Jarawan languages are a small group of approximately 20 to 25 languages spoken in Nigeria and Cameroon that Green says are essentially undescribed and undocumented. While his past research has mainly focused on other language groups in Africa, including Mande, Cushitic, and Bantu, he was introduced to Jarawan languages when former graduate student, Milkatu Garba G’20, joined the linguistic studies program in 2018. Garba is from Nigeria and a native speaker of a Jarawan language called Mbat.
Since 2018, Green and Garba have collaborated on this research, and the new NEH grant will allow their team to analyze materials that they continue to collect on Mbat, with the goal of publishing a sketch of its grammar with an accompanying lexicon. They will also begin data collection on two other Jarawan languages, Duguri and Galamkya, in order to better understand the similarities between each of these languages. The data they generate will also help them to better understand how Jarawan languages relate to Narrow Bantu and Southern Bantoid, which are two major African language groups.
Thanks to NEH funds and additional funds from Syracuse University’s SOURCE, Green will work closely with several current and former SU students to provide them with the opportunity to do practical and hands on linguistic research. Members of the project team include Soyoung Kim G’20, Will Hagerman G’21, Peyton Cameron ‘ 22, who is dual majoring in linguistic studies and international relations, and Milkatu Garba G’20.
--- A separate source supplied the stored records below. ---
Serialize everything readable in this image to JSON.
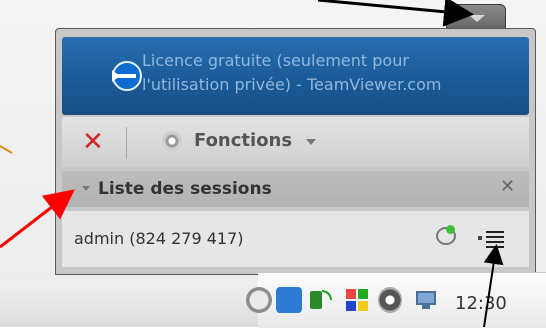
{
  "banner": {
    "line1": "Licence gratuite (seulement pour",
    "line2": "l'utilisation privée) - TeamViewer.com"
  },
  "toolbar": {
    "functions_label": "Fonctions"
  },
  "sessions": {
    "title": "Liste des sessions",
    "row_label": "admin (824 279 417)"
  },
  "taskbar": {
    "clock": "12:30"
  },
  "colors": {
    "banner_blue": "#1f63a6",
    "close_red": "#d22424",
    "annotation_red": "#ff0000"
  },
  "icons": [
    "collapse-chevron-icon",
    "teamviewer-logo-icon",
    "close-icon",
    "gear-icon",
    "dropdown-arrow-icon",
    "collapse-caret-icon",
    "remote-control-icon",
    "menu-icon",
    "tray-back-icon",
    "teamviewer-tray-icon",
    "network-signal-icon",
    "windows-flag-icon",
    "tray-disc-icon",
    "tray-monitor-icon"
  ]
}
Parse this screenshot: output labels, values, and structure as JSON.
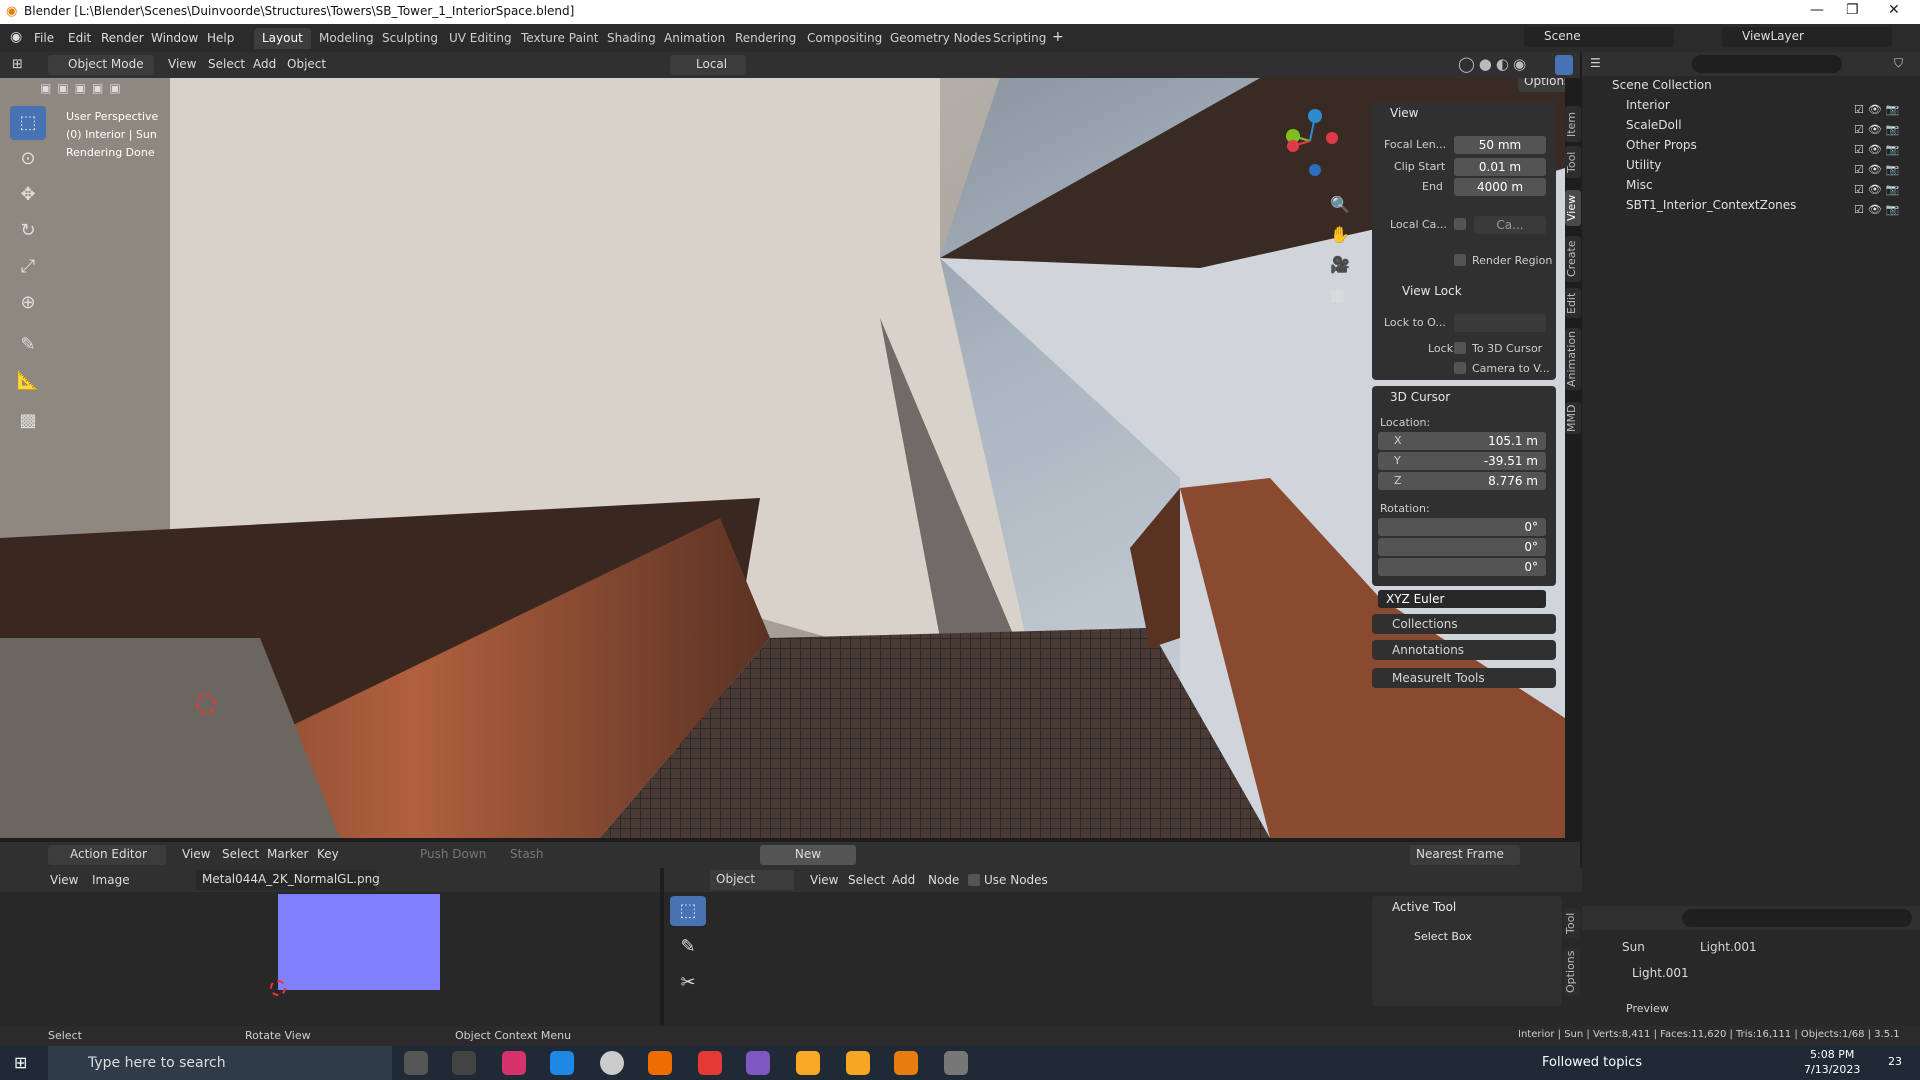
{
  "app": {
    "title": "Blender [L:\\Blender\\Scenes\\Duinvoorde\\Structures\\Towers\\SB_Tower_1_InteriorSpace.blend]"
  },
  "menu": [
    "File",
    "Edit",
    "Render",
    "Window",
    "Help"
  ],
  "workspaces": [
    "Layout",
    "Modeling",
    "Sculpting",
    "UV Editing",
    "Texture Paint",
    "Shading",
    "Animation",
    "Rendering",
    "Compositing",
    "Geometry Nodes",
    "Scripting"
  ],
  "scene": {
    "name": "Scene",
    "view_layer": "ViewLayer"
  },
  "viewport_header": {
    "mode": "Object Mode",
    "menus": [
      "View",
      "Select",
      "Add",
      "Object"
    ],
    "transform": "Local",
    "options": "Options"
  },
  "overlay_text": {
    "line1": "User Perspective",
    "line2": "(0) Interior | Sun",
    "line3": "Rendering Done"
  },
  "npanel": {
    "view": {
      "title": "View",
      "focal_label": "Focal Len...",
      "focal": "50 mm",
      "clip_start_label": "Clip Start",
      "clip_start": "0.01 m",
      "end_label": "End",
      "end": "4000 m",
      "local_cam_label": "Local Ca...",
      "local_cam": "Ca...",
      "render_region": "Render Region"
    },
    "view_lock": {
      "title": "View Lock",
      "lock_to_label": "Lock to O...",
      "lock_label": "Lock",
      "to_cursor": "To 3D Cursor",
      "camera_to": "Camera to V..."
    },
    "cursor": {
      "title": "3D Cursor",
      "location": "Location:",
      "x": "105.1 m",
      "y": "-39.51 m",
      "z": "8.776 m",
      "rotation": "Rotation:",
      "rx": "0°",
      "ry": "0°",
      "rz": "0°",
      "mode": "XYZ Euler",
      "X": "X",
      "Y": "Y",
      "Z": "Z"
    },
    "collapsed": [
      "Collections",
      "Annotations",
      "MeasureIt Tools"
    ]
  },
  "side_tabs": [
    "Item",
    "Tool",
    "View",
    "Create",
    "Edit",
    "Animation",
    "MMD"
  ],
  "outliner": {
    "root": "Scene Collection",
    "items": [
      "Interior",
      "ScaleDoll",
      "Other Props",
      "Utility",
      "Misc",
      "SBT1_Interior_ContextZones"
    ]
  },
  "dope": {
    "mode": "Action Editor",
    "menus": [
      "View",
      "Select",
      "Marker",
      "Key"
    ],
    "push_down": "Push Down",
    "stash": "Stash",
    "new": "New",
    "interp": "Nearest Frame"
  },
  "image_editor": {
    "menus": [
      "View",
      "Image"
    ],
    "image": "Metal044A_2K_NormalGL.png",
    "swatch": "#8080ff"
  },
  "node_editor": {
    "type": "Object",
    "menus": [
      "View",
      "Select",
      "Add",
      "Node"
    ],
    "use_nodes": "Use Nodes",
    "active_tool_title": "Active Tool",
    "tool": "Select Box",
    "tabs": [
      "Tool",
      "Options"
    ]
  },
  "properties": {
    "crumb1": "Sun",
    "crumb2": "Light.001",
    "name": "Light.001",
    "preview": "Preview"
  },
  "status": {
    "select": "Select",
    "rotate": "Rotate View",
    "context": "Object Context Menu",
    "stats": "Interior | Sun | Verts:8,411 | Faces:11,620 | Tris:16,111 | Objects:1/68 | 3.5.1"
  },
  "taskbar": {
    "search": "Type here to search",
    "news": "Followed topics",
    "time": "5:08 PM",
    "date": "7/13/2023",
    "notif": "23"
  }
}
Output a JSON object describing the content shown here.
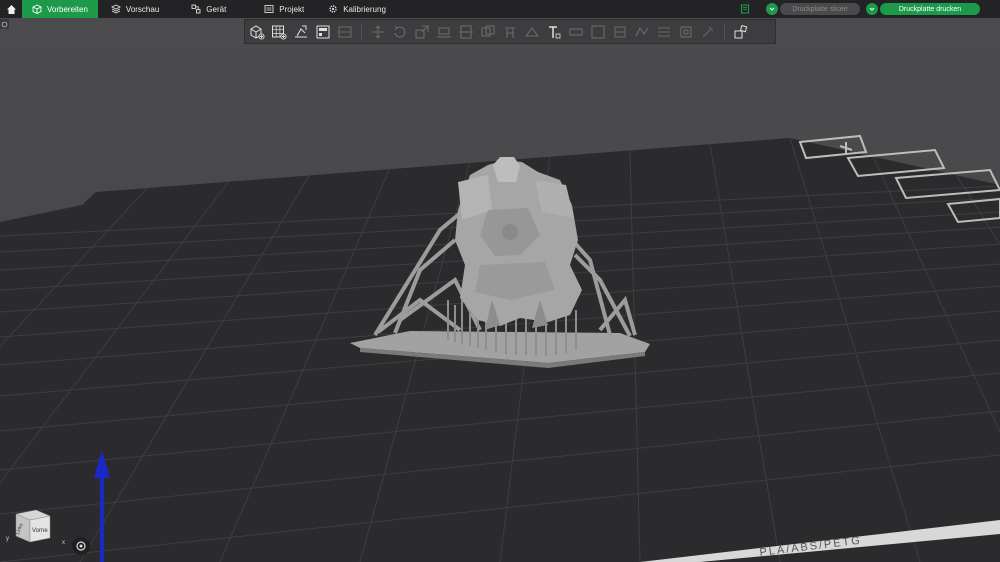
{
  "topbar": {
    "tabs": [
      {
        "label": "Vorbereiten",
        "icon": "cube-icon",
        "active": true
      },
      {
        "label": "Vorschau",
        "icon": "layers-icon",
        "active": false
      },
      {
        "label": "Gerät",
        "icon": "device-icon",
        "active": false
      },
      {
        "label": "Projekt",
        "icon": "project-icon",
        "active": false
      },
      {
        "label": "Kalibrierung",
        "icon": "calibration-icon",
        "active": false
      }
    ],
    "slice_label": "Druckplatte slicen",
    "print_label": "Druckplatte drucken"
  },
  "bed": {
    "label": "PLA/ABS/PETG"
  },
  "view_cube": {
    "top_label": "z",
    "left_label": "Links",
    "front_label": "Vorne",
    "x_label": "x",
    "y_label": "y"
  },
  "colors": {
    "accent": "#1c9a4a",
    "topbar": "#232325",
    "toolbar": "#3d3d3f",
    "background": "#4a4a4d",
    "bed": "#2b2b2d",
    "grid": "#3d3d40",
    "model": "#a8a8a8",
    "axis_z": "#1a28c8"
  }
}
Green says that he hopes his research will curb the decline in the number of speakers of these languages, a matter of great concern to the Tadnum Traditional Council in Bauchi State, Nigeria, who have endorsed Green’s work. “We are working to preserve the languages of the Jarawan people in the face of an evolving and globalizing world,” he says. “This fellowship will help to carry on their rich cultural heritage.”